*** Block opens ***
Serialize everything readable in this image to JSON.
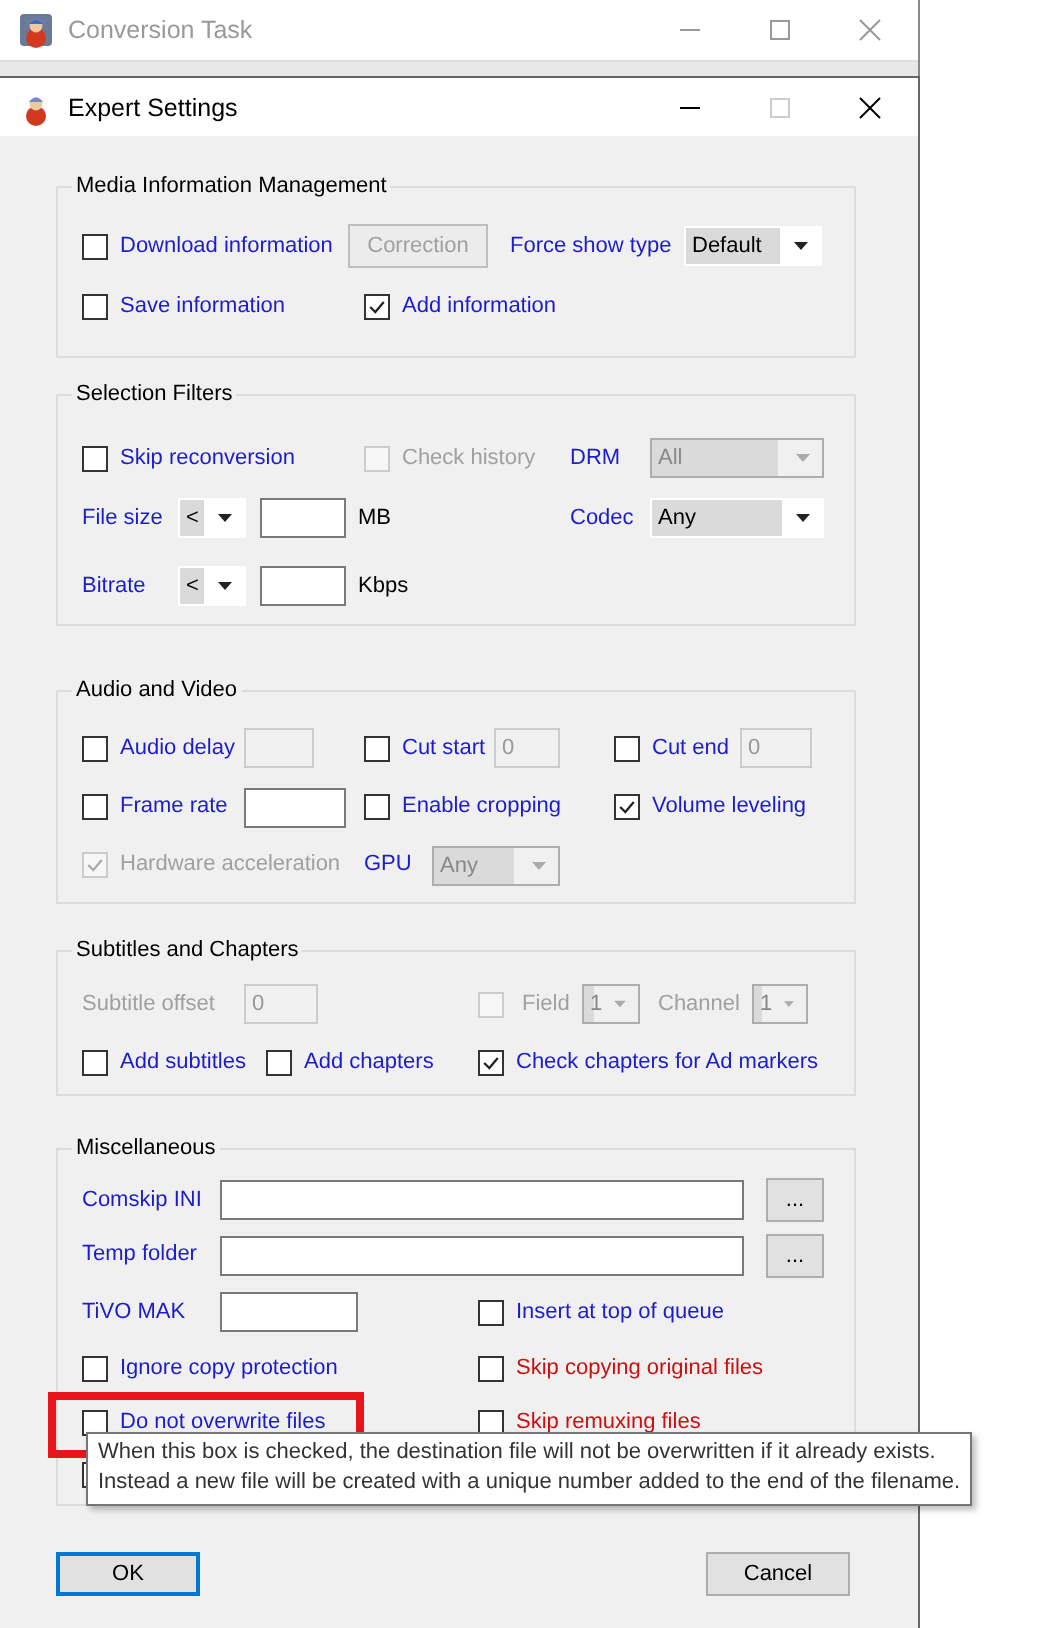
{
  "background_window": {
    "title": "Conversion Task"
  },
  "window": {
    "title": "Expert Settings"
  },
  "sections": [
    {
      "title": "Media Information Management",
      "rows": [
        {
          "controls": [
            {
              "kind": "checkbox",
              "label": "Download information",
              "checked": false,
              "disabled": false
            },
            {
              "kind": "button",
              "label": "Correction",
              "disabled": true
            },
            {
              "kind": "label",
              "label": "Force show type",
              "disabled": false
            },
            {
              "kind": "dropdown",
              "value": "Default",
              "disabled": false
            }
          ]
        },
        {
          "controls": [
            {
              "kind": "checkbox",
              "label": "Save information",
              "checked": false,
              "disabled": false
            },
            {
              "kind": "checkbox",
              "label": "Add information",
              "checked": true,
              "disabled": false
            }
          ]
        }
      ]
    },
    {
      "title": "Selection Filters",
      "rows": [
        {
          "controls": [
            {
              "kind": "checkbox",
              "label": "Skip reconversion",
              "checked": false,
              "disabled": false
            },
            {
              "kind": "checkbox",
              "label": "Check history",
              "checked": false,
              "disabled": true
            },
            {
              "kind": "label",
              "label": "DRM",
              "disabled": false
            },
            {
              "kind": "dropdown",
              "value": "All",
              "disabled": true
            }
          ]
        },
        {
          "controls": [
            {
              "kind": "label",
              "label": "File size",
              "disabled": false
            },
            {
              "kind": "dropdown",
              "value": "<",
              "disabled": false
            },
            {
              "kind": "textbox",
              "disabled": false
            },
            {
              "kind": "unit",
              "label": "MB"
            },
            {
              "kind": "label",
              "label": "Codec",
              "disabled": false
            },
            {
              "kind": "dropdown",
              "value": "Any",
              "disabled": false
            }
          ]
        },
        {
          "controls": [
            {
              "kind": "label",
              "label": "Bitrate",
              "disabled": false
            },
            {
              "kind": "dropdown",
              "value": "<",
              "disabled": false
            },
            {
              "kind": "textbox",
              "disabled": false
            },
            {
              "kind": "unit",
              "label": "Kbps"
            }
          ]
        }
      ]
    },
    {
      "title": "Audio and Video",
      "rows": [
        {
          "controls": [
            {
              "kind": "checkbox",
              "label": "Audio delay",
              "checked": false,
              "disabled": false
            },
            {
              "kind": "textbox",
              "disabled": true
            },
            {
              "kind": "checkbox",
              "label": "Cut start",
              "checked": false,
              "disabled": false
            },
            {
              "kind": "textbox",
              "value": "0",
              "disabled": true
            },
            {
              "kind": "checkbox",
              "label": "Cut end",
              "checked": false,
              "disabled": false
            },
            {
              "kind": "textbox",
              "value": "0",
              "disabled": true
            }
          ]
        },
        {
          "controls": [
            {
              "kind": "checkbox",
              "label": "Frame rate",
              "checked": false,
              "disabled": false
            },
            {
              "kind": "textbox",
              "disabled": false
            },
            {
              "kind": "checkbox",
              "label": "Enable cropping",
              "checked": false,
              "disabled": false
            },
            {
              "kind": "checkbox",
              "label": "Volume leveling",
              "checked": true,
              "disabled": false
            }
          ]
        },
        {
          "controls": [
            {
              "kind": "checkbox",
              "label": "Hardware acceleration",
              "checked": true,
              "disabled": true
            },
            {
              "kind": "label",
              "label": "GPU",
              "disabled": false
            },
            {
              "kind": "dropdown",
              "value": "Any",
              "disabled": true
            }
          ]
        }
      ]
    },
    {
      "title": "Subtitles and Chapters",
      "rows": [
        {
          "controls": [
            {
              "kind": "label",
              "label": "Subtitle offset",
              "disabled": true
            },
            {
              "kind": "textbox",
              "value": "0",
              "disabled": true
            },
            {
              "kind": "checkbox",
              "checked": false,
              "disabled": true
            },
            {
              "kind": "label",
              "label": "Field",
              "disabled": true
            },
            {
              "kind": "dropdown",
              "value": "1",
              "disabled": true
            },
            {
              "kind": "label",
              "label": "Channel",
              "disabled": true
            },
            {
              "kind": "dropdown",
              "value": "1",
              "disabled": true
            }
          ]
        },
        {
          "controls": [
            {
              "kind": "checkbox",
              "label": "Add subtitles",
              "checked": false,
              "disabled": false
            },
            {
              "kind": "checkbox",
              "label": "Add chapters",
              "checked": false,
              "disabled": false
            },
            {
              "kind": "checkbox",
              "label": "Check chapters for Ad markers",
              "checked": true,
              "disabled": false
            }
          ]
        }
      ]
    },
    {
      "title": "Miscellaneous",
      "rows": [
        {
          "controls": [
            {
              "kind": "label",
              "label": "Comskip INI",
              "disabled": false
            },
            {
              "kind": "textbox",
              "disabled": false
            },
            {
              "kind": "button",
              "label": "...",
              "disabled": false
            }
          ]
        },
        {
          "controls": [
            {
              "kind": "label",
              "label": "Temp folder",
              "disabled": false
            },
            {
              "kind": "textbox",
              "disabled": false
            },
            {
              "kind": "button",
              "label": "...",
              "disabled": false
            }
          ]
        },
        {
          "controls": [
            {
              "kind": "label",
              "label": "TiVO MAK",
              "disabled": false
            },
            {
              "kind": "textbox",
              "disabled": false
            },
            {
              "kind": "checkbox",
              "label": "Insert at top of queue",
              "checked": false,
              "disabled": false
            }
          ]
        },
        {
          "controls": [
            {
              "kind": "checkbox",
              "label": "Ignore copy protection",
              "checked": false,
              "disabled": false
            },
            {
              "kind": "checkbox",
              "label": "Skip copying original files",
              "checked": false,
              "disabled": false,
              "color": "#cc1010"
            }
          ]
        },
        {
          "controls": [
            {
              "kind": "checkbox",
              "label": "Do not overwrite files",
              "checked": false,
              "disabled": false,
              "annotated": true
            },
            {
              "kind": "checkbox",
              "label": "Skip remuxing files",
              "checked": false,
              "disabled": false,
              "color": "#cc1010"
            }
          ]
        },
        {
          "controls": [
            {
              "kind": "checkbox",
              "disabled": false
            }
          ]
        }
      ]
    }
  ],
  "tooltip": [
    "When this box is checked, the destination file will not be overwritten if it already exists.",
    "Instead a new file will be created with a unique number added to the end of the filename."
  ],
  "buttons": [
    {
      "label": "OK",
      "default": true
    },
    {
      "label": "Cancel",
      "default": false
    }
  ]
}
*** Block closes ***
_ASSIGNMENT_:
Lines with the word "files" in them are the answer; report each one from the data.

_RESPONSE AREA_:
              "label": "Skip copying original files",
              "label": "Do not overwrite files",
              "label": "Skip remuxing files",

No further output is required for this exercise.